● **TASK PROMPT**
Your answer must repeat all of the entries word for word, without any images.

....

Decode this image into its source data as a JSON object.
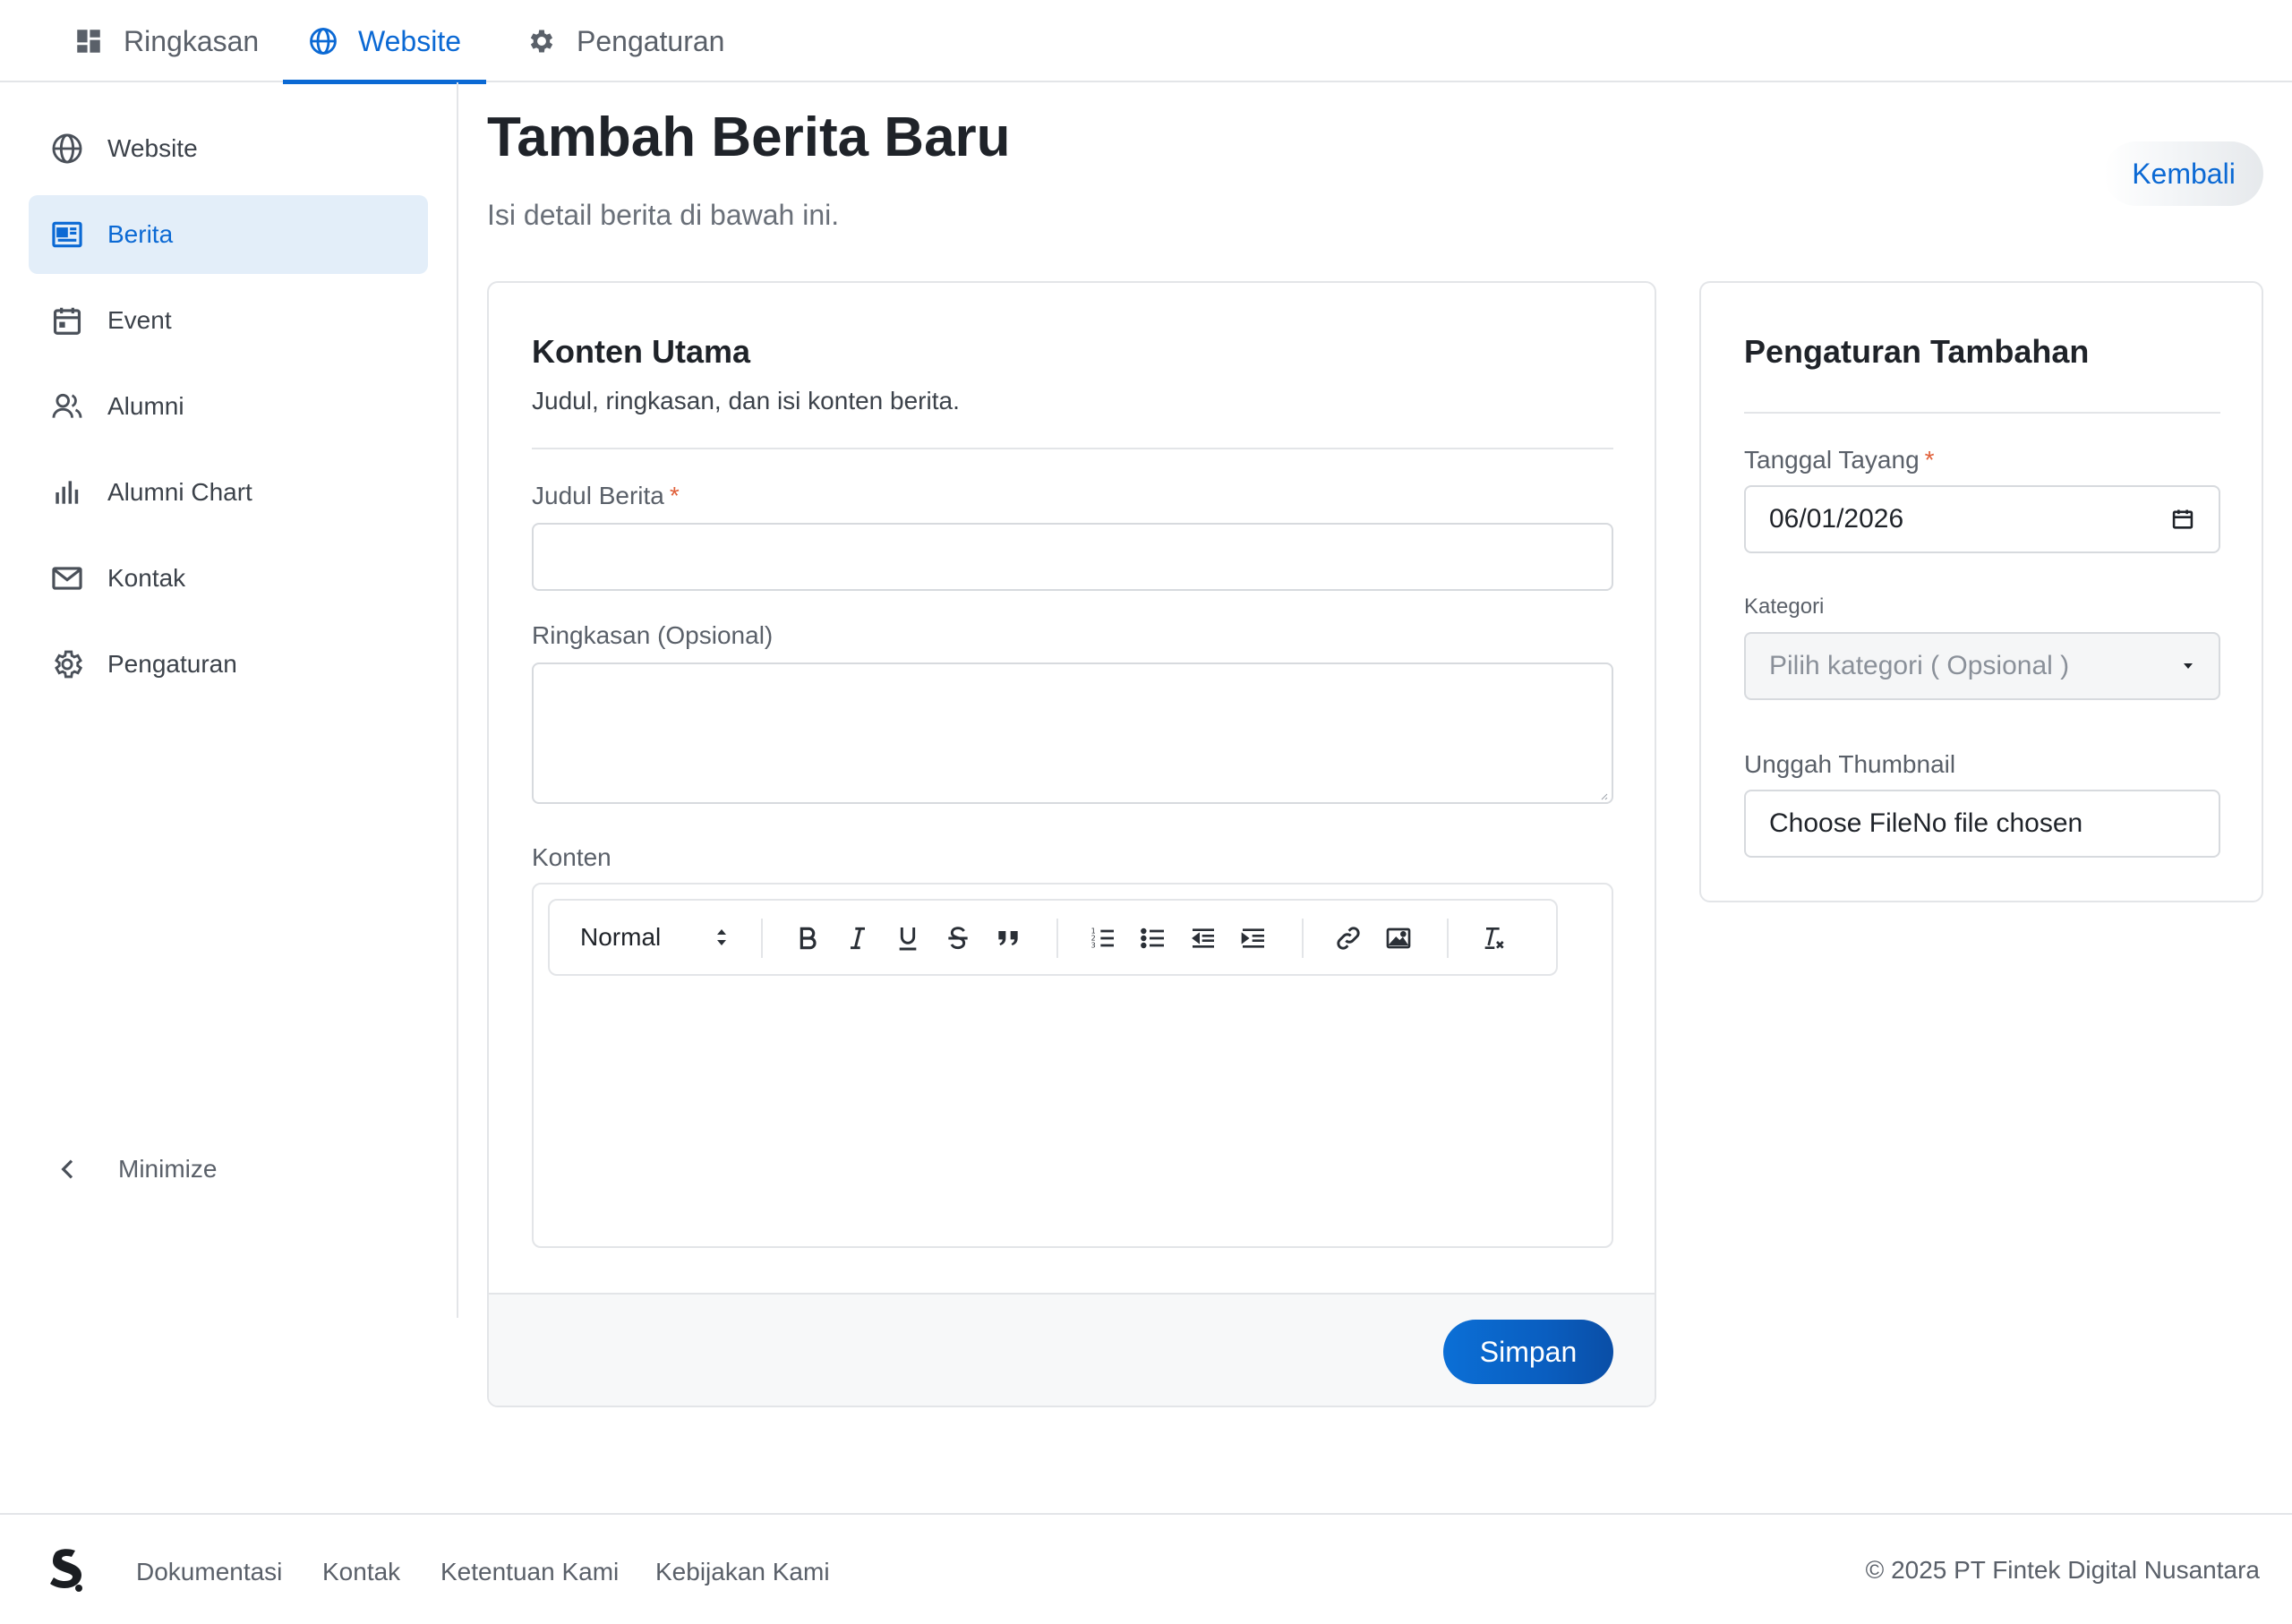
{
  "top_tabs": [
    {
      "label": "Ringkasan",
      "icon": "dashboard-icon",
      "active": false
    },
    {
      "label": "Website",
      "icon": "globe-icon",
      "active": true
    },
    {
      "label": "Pengaturan",
      "icon": "gear-icon",
      "active": false
    }
  ],
  "sidebar": {
    "items": [
      {
        "label": "Website",
        "icon": "globe-icon"
      },
      {
        "label": "Berita",
        "icon": "newspaper-icon",
        "active": true
      },
      {
        "label": "Event",
        "icon": "calendar-icon"
      },
      {
        "label": "Alumni",
        "icon": "users-icon"
      },
      {
        "label": "Alumni Chart",
        "icon": "bar-chart-icon"
      },
      {
        "label": "Kontak",
        "icon": "mail-icon"
      },
      {
        "label": "Pengaturan",
        "icon": "gear-icon"
      }
    ],
    "minimize_label": "Minimize"
  },
  "header": {
    "title": "Tambah Berita Baru",
    "subtitle": "Isi detail berita di bawah ini.",
    "back_label": "Kembali"
  },
  "main_card": {
    "title": "Konten Utama",
    "description": "Judul, ringkasan, dan isi konten berita.",
    "title_field": {
      "label": "Judul Berita",
      "required_mark": "*",
      "value": ""
    },
    "summary_field": {
      "label": "Ringkasan (Opsional)",
      "value": ""
    },
    "content_field": {
      "label": "Konten"
    },
    "editor": {
      "format_select": "Normal",
      "tools": [
        "bold-icon",
        "italic-icon",
        "underline-icon",
        "strikethrough-icon",
        "blockquote-icon",
        "ordered-list-icon",
        "bullet-list-icon",
        "outdent-icon",
        "indent-icon",
        "link-icon",
        "image-icon",
        "clear-format-icon"
      ]
    },
    "save_label": "Simpan"
  },
  "side_card": {
    "title": "Pengaturan Tambahan",
    "date_field": {
      "label": "Tanggal Tayang",
      "required_mark": "*",
      "value": "06/01/2026"
    },
    "category_field": {
      "label": "Kategori",
      "placeholder": "Pilih kategori ( Opsional )"
    },
    "thumbnail_field": {
      "label": "Unggah Thumbnail",
      "value": "Choose FileNo file chosen"
    }
  },
  "footer": {
    "links": [
      "Dokumentasi",
      "Kontak",
      "Ketentuan Kami",
      "Kebijakan Kami"
    ],
    "copyright": "© 2025 PT Fintek Digital Nusantara"
  },
  "colors": {
    "accent": "#0b69d4",
    "active_bg": "#e3eef9",
    "border": "#e3e5e8",
    "required": "#e0603a"
  }
}
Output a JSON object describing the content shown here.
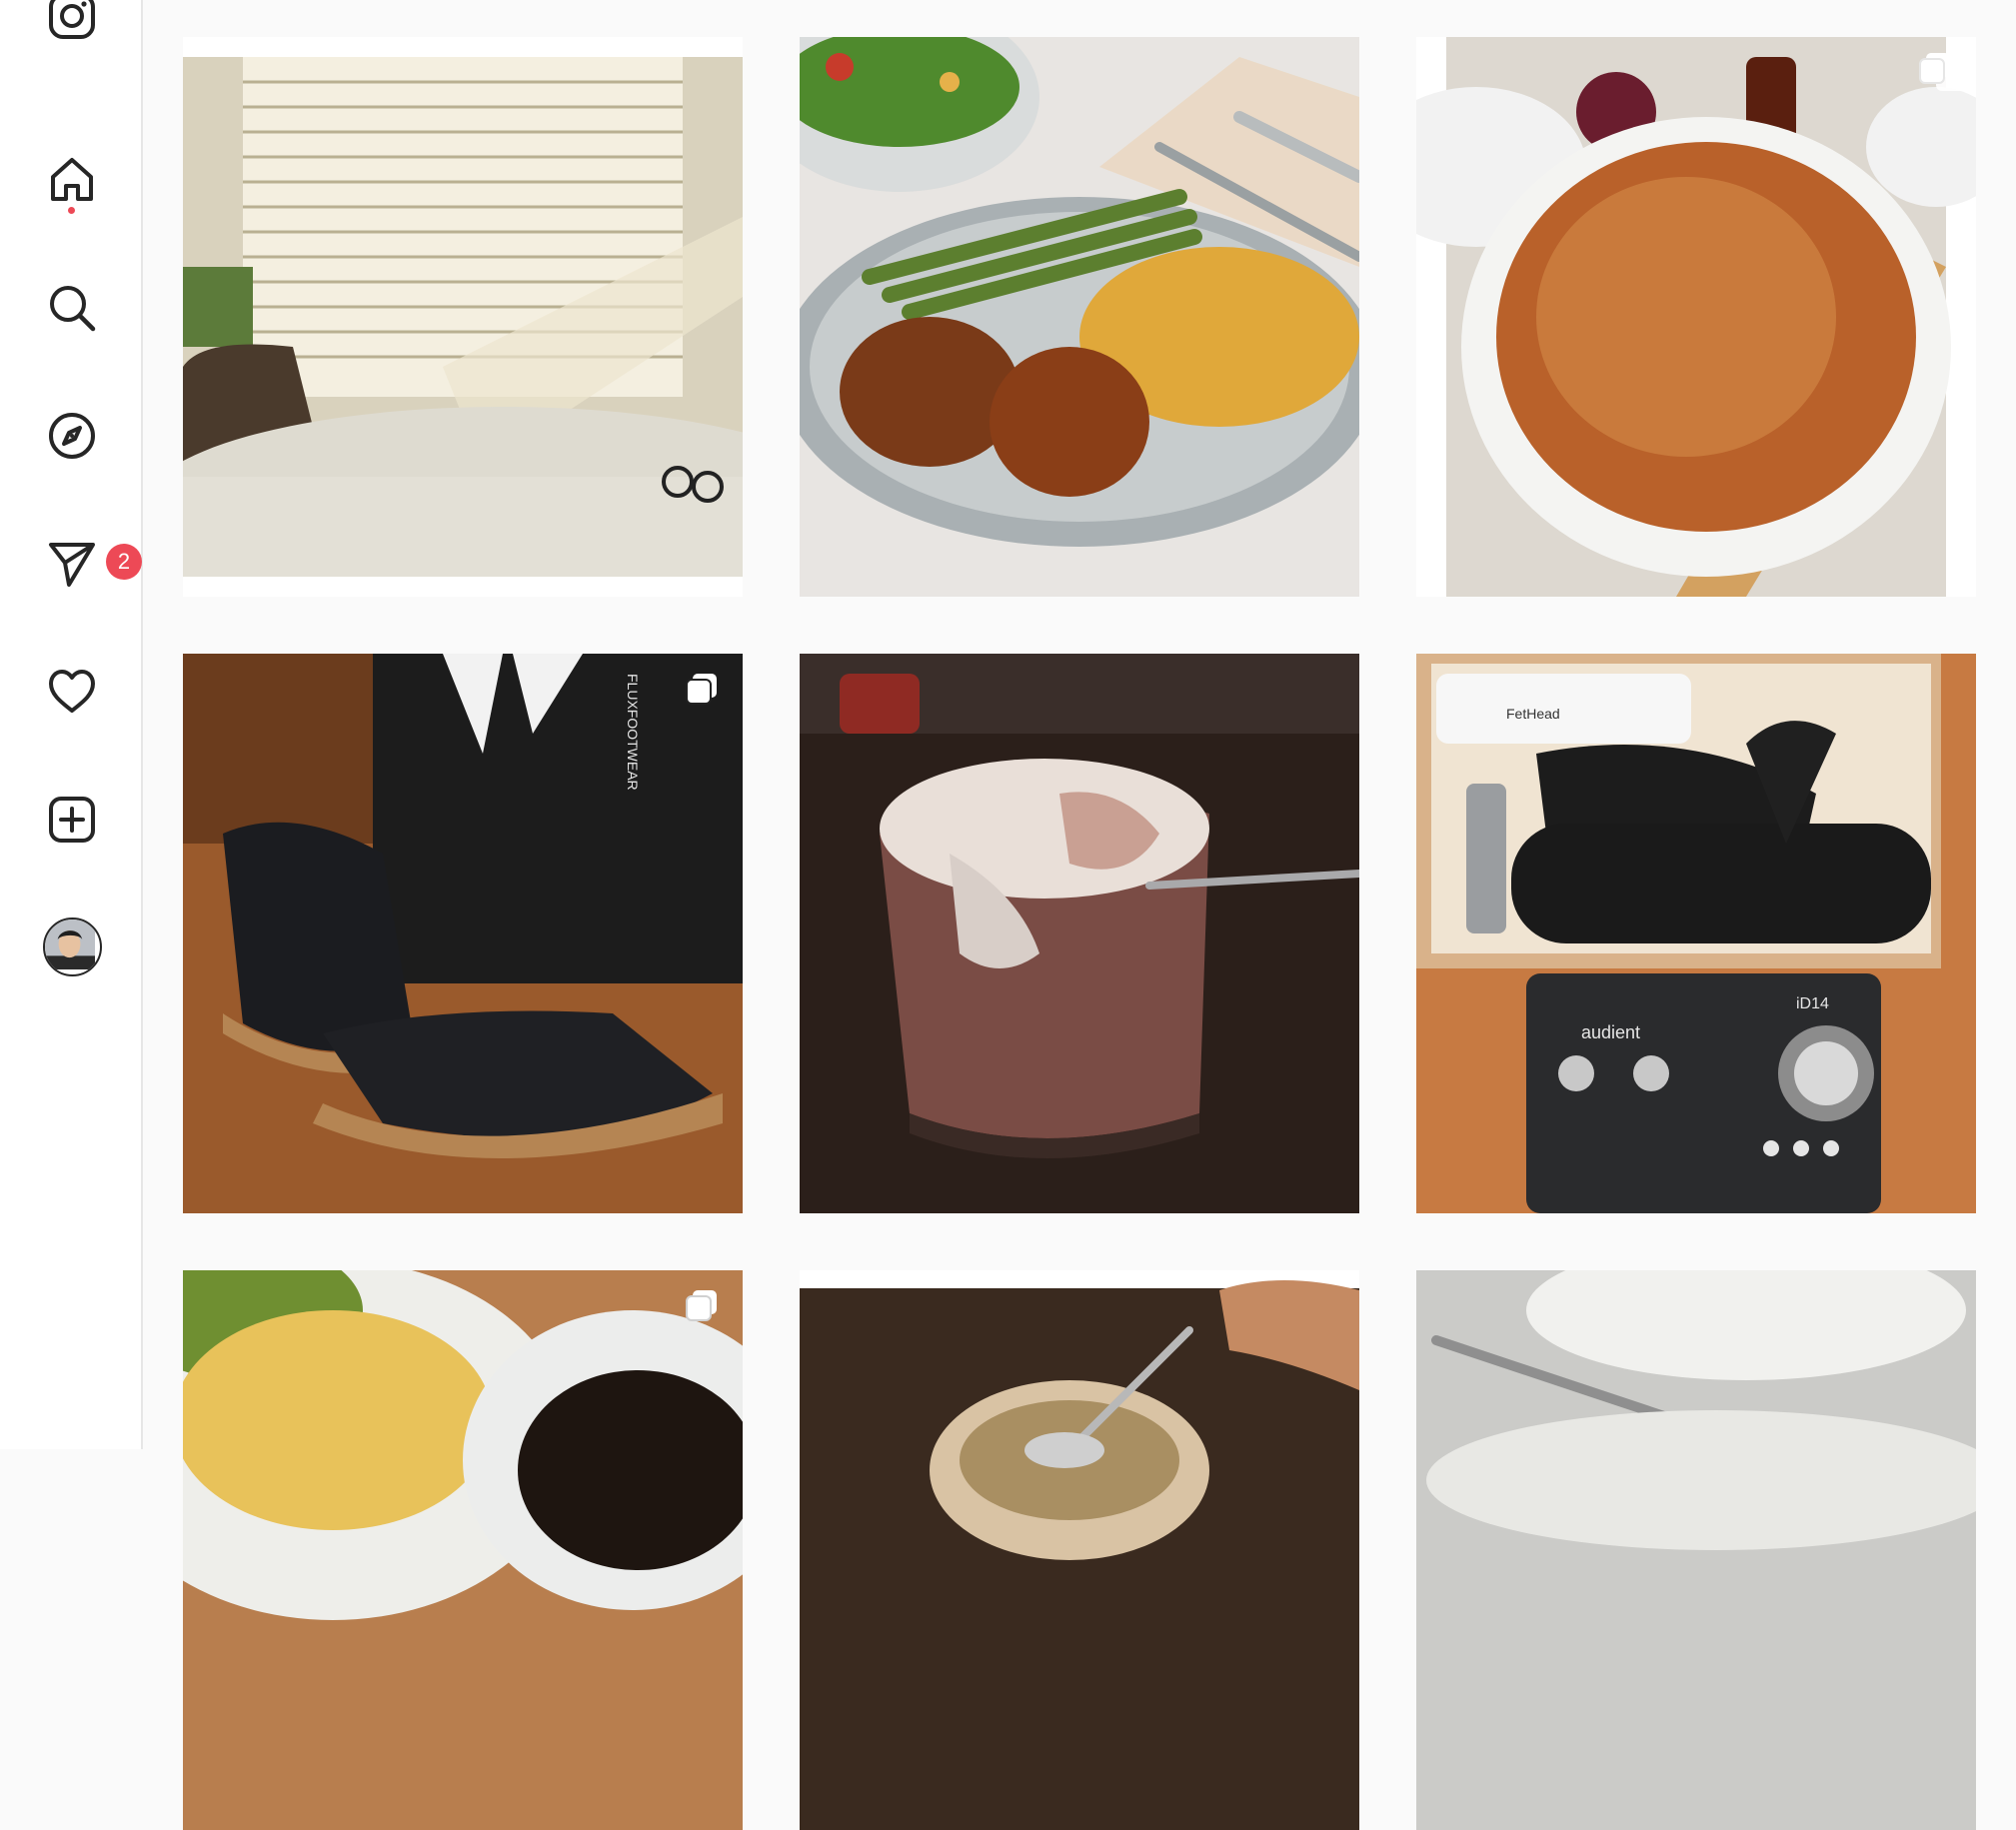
{
  "colors": {
    "notification_red": "#ed4956",
    "icon": "#262626",
    "sidebar_bg": "#ffffff",
    "page_bg": "#fafafa"
  },
  "sidebar": {
    "logo_icon": "instagram-icon",
    "items": [
      {
        "id": "home",
        "icon": "home-icon",
        "active_dot": true
      },
      {
        "id": "search",
        "icon": "search-icon"
      },
      {
        "id": "explore",
        "icon": "compass-icon"
      },
      {
        "id": "messages",
        "icon": "direct-message-icon",
        "badge": "2"
      },
      {
        "id": "notifications",
        "icon": "heart-icon"
      },
      {
        "id": "create",
        "icon": "plus-square-icon"
      },
      {
        "id": "profile",
        "icon": "avatar"
      }
    ]
  },
  "posts": [
    {
      "subject": "window blinds and table",
      "multi": false
    },
    {
      "subject": "chicken asparagus rice plate",
      "multi": false
    },
    {
      "subject": "baked casserole",
      "multi": true
    },
    {
      "subject": "black sneakers and box",
      "multi": true,
      "box_text": "FLUXFOOTWEAR"
    },
    {
      "subject": "iced drink glass",
      "multi": false
    },
    {
      "subject": "microphone and audio interface",
      "multi": false,
      "labels": [
        "FetHead",
        "audient",
        "iD14"
      ]
    },
    {
      "subject": "scrambled eggs and coffee",
      "multi": true
    },
    {
      "subject": "spoon in cup",
      "multi": false
    },
    {
      "subject": "bowl and spoon",
      "multi": false
    }
  ]
}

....

● **EXERCISE ANSWER**
Decode this image into its source data as a JSON object.
{
  "top_tabs": [
    {
      "label": "Ringkasan",
      "icon": "dashboard-icon",
      "active": false
    },
    {
      "label": "Website",
      "icon": "globe-icon",
      "active": true
    },
    {
      "label": "Pengaturan",
      "icon": "gear-icon",
      "active": false
    }
  ],
  "sidebar": {
    "items": [
      {
        "label": "Website",
        "icon": "globe-icon"
      },
      {
        "label": "Berita",
        "icon": "newspaper-icon",
        "active": true
      },
      {
        "label": "Event",
        "icon": "calendar-icon"
      },
      {
        "label": "Alumni",
        "icon": "users-icon"
      },
      {
        "label": "Alumni Chart",
        "icon": "bar-chart-icon"
      },
      {
        "label": "Kontak",
        "icon": "mail-icon"
      },
      {
        "label": "Pengaturan",
        "icon": "gear-icon"
      }
    ],
    "minimize_label": "Minimize"
  },
  "header": {
    "title": "Tambah Berita Baru",
    "subtitle": "Isi detail berita di bawah ini.",
    "back_label": "Kembali"
  },
  "main_card": {
    "title": "Konten Utama",
    "description": "Judul, ringkasan, dan isi konten berita.",
    "title_field": {
      "label": "Judul Berita",
      "required_mark": "*",
      "value": ""
    },
    "summary_field": {
      "label": "Ringkasan (Opsional)",
      "value": ""
    },
    "content_field": {
      "label": "Konten"
    },
    "editor": {
      "format_select": "Normal",
      "tools": [
        "bold-icon",
        "italic-icon",
        "underline-icon",
        "strikethrough-icon",
        "blockquote-icon",
        "ordered-list-icon",
        "bullet-list-icon",
        "outdent-icon",
        "indent-icon",
        "link-icon",
        "image-icon",
        "clear-format-icon"
      ]
    },
    "save_label": "Simpan"
  },
  "side_card": {
    "title": "Pengaturan Tambahan",
    "date_field": {
      "label": "Tanggal Tayang",
      "required_mark": "*",
      "value": "06/01/2026"
    },
    "category_field": {
      "label": "Kategori",
      "placeholder": "Pilih kategori ( Opsional )"
    },
    "thumbnail_field": {
      "label": "Unggah Thumbnail",
      "value": "Choose FileNo file chosen"
    }
  },
  "footer": {
    "links": [
      "Dokumentasi",
      "Kontak",
      "Ketentuan Kami",
      "Kebijakan Kami"
    ],
    "copyright": "© 2025 PT Fintek Digital Nusantara"
  },
  "colors": {
    "accent": "#0b69d4",
    "active_bg": "#e3eef9",
    "border": "#e3e5e8",
    "required": "#e0603a"
  }
}
Output a JSON object describing the content shown here.
{
  "colors": {
    "notification_red": "#ed4956",
    "icon": "#262626",
    "sidebar_bg": "#ffffff",
    "page_bg": "#fafafa"
  },
  "sidebar": {
    "logo_icon": "instagram-icon",
    "items": [
      {
        "id": "home",
        "icon": "home-icon",
        "active_dot": true
      },
      {
        "id": "search",
        "icon": "search-icon"
      },
      {
        "id": "explore",
        "icon": "compass-icon"
      },
      {
        "id": "messages",
        "icon": "direct-message-icon",
        "badge": "2"
      },
      {
        "id": "notifications",
        "icon": "heart-icon"
      },
      {
        "id": "create",
        "icon": "plus-square-icon"
      },
      {
        "id": "profile",
        "icon": "avatar"
      }
    ]
  },
  "posts": [
    {
      "subject": "window blinds and table",
      "multi": false
    },
    {
      "subject": "chicken asparagus rice plate",
      "multi": false
    },
    {
      "subject": "baked casserole",
      "multi": true
    },
    {
      "subject": "black sneakers and box",
      "multi": true,
      "box_text": "FLUXFOOTWEAR"
    },
    {
      "subject": "iced drink glass",
      "multi": false
    },
    {
      "subject": "microphone and audio interface",
      "multi": false,
      "labels": [
        "FetHead",
        "audient",
        "iD14"
      ]
    },
    {
      "subject": "scrambled eggs and coffee",
      "multi": true
    },
    {
      "subject": "spoon in cup",
      "multi": false
    },
    {
      "subject": "bowl and spoon",
      "multi": false
    }
  ]
}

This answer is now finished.